(Information Opens)

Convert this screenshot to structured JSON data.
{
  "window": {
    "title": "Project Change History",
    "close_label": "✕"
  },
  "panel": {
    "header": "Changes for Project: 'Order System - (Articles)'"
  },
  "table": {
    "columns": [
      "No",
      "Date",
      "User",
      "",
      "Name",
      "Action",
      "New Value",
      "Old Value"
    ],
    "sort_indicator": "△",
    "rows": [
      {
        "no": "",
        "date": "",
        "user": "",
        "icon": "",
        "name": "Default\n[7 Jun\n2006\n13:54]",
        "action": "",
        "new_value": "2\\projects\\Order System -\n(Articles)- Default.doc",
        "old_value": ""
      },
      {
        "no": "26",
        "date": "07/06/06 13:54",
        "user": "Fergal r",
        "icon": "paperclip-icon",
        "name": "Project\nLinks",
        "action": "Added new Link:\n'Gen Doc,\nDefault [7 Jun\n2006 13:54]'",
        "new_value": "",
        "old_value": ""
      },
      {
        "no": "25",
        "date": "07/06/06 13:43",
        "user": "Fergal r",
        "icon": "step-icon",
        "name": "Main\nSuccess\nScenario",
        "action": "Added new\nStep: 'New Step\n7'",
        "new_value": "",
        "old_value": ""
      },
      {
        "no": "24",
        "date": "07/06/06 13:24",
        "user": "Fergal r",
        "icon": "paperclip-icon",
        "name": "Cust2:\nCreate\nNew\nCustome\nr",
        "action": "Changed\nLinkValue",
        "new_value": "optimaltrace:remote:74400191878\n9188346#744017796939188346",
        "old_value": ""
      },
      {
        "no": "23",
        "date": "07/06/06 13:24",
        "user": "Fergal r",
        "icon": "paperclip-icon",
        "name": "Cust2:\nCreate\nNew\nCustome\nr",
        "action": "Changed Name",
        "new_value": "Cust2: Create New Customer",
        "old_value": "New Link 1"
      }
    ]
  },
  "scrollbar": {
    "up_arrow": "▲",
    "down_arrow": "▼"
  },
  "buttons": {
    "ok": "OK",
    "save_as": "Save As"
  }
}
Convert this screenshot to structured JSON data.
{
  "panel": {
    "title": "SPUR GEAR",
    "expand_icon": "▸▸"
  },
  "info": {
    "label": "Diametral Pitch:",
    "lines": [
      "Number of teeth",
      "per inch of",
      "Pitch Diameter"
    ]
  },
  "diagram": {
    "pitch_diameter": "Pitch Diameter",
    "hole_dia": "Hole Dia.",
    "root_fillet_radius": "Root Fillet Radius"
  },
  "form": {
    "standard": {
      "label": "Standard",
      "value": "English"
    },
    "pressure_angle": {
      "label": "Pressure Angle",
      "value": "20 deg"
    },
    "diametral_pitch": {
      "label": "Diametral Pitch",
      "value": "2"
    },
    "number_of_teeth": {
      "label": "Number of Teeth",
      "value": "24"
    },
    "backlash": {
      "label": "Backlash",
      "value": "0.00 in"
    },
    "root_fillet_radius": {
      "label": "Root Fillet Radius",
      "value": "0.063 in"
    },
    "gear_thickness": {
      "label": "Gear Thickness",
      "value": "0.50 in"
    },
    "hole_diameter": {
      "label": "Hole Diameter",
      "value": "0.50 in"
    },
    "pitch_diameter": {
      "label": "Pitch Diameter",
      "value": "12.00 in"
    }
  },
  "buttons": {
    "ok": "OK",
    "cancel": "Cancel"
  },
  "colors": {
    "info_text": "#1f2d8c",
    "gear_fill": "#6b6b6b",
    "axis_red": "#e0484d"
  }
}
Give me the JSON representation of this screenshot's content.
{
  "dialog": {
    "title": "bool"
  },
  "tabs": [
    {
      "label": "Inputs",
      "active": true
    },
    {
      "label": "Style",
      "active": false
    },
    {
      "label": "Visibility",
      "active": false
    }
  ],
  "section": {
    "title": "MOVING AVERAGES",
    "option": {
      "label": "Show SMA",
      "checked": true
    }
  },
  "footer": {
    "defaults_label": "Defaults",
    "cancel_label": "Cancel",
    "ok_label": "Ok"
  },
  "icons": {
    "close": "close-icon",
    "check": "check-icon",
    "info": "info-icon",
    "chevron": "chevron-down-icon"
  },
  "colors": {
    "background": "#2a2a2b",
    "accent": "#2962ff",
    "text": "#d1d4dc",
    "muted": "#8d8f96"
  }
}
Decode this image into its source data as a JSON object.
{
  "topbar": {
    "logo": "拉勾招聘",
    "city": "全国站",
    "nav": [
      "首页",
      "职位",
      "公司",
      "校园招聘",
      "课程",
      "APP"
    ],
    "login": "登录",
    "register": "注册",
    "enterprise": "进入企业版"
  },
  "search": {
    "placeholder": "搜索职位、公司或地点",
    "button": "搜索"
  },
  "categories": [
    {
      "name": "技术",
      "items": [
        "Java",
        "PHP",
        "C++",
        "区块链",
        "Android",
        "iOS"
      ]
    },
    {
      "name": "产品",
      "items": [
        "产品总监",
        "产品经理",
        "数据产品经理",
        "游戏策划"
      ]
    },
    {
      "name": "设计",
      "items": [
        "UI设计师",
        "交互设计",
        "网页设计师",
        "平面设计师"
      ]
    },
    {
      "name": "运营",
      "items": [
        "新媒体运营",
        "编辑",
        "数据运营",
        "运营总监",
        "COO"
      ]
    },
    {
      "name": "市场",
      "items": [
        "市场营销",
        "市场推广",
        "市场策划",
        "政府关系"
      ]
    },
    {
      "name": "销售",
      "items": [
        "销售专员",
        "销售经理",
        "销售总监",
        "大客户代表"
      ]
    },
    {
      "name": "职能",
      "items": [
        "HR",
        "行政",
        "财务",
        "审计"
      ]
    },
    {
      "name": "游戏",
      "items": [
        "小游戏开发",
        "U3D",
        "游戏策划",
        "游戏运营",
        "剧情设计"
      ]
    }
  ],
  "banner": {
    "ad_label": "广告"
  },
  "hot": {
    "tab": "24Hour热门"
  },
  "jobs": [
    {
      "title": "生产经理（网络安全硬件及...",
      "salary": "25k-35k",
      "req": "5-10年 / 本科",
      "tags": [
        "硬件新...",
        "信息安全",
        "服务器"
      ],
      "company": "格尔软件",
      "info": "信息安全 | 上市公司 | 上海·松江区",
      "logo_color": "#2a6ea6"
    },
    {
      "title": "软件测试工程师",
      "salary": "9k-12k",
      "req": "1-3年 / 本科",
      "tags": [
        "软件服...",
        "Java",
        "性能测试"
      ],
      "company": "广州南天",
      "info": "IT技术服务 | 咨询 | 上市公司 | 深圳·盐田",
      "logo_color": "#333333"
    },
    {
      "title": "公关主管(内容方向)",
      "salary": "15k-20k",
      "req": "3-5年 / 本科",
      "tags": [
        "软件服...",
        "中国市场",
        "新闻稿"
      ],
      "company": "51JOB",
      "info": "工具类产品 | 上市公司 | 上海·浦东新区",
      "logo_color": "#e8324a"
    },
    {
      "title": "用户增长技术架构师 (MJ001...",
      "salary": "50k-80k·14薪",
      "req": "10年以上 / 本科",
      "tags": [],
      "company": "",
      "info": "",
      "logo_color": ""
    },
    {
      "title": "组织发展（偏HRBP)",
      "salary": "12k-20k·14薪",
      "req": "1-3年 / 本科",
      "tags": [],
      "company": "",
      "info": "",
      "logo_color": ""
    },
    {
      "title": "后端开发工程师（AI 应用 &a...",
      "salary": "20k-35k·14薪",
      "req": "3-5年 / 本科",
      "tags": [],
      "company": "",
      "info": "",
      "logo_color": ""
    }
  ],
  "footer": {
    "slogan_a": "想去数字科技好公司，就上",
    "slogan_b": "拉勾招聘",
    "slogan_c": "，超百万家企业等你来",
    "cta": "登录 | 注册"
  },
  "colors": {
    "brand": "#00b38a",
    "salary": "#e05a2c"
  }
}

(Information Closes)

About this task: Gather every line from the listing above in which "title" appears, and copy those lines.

Result below:
    "title": "Project Change History",
    "title": "SPUR GEAR",
    "title": "bool"
    "title": "MOVING AVERAGES",
      "title": "生产经理（网络安全硬件及...",
      "title": "软件测试工程师",
      "title": "公关主管(内容方向)",
      "title": "用户增长技术架构师 (MJ001...",
      "title": "组织发展（偏HRBP)",
      "title": "后端开发工程师（AI 应用 &a...",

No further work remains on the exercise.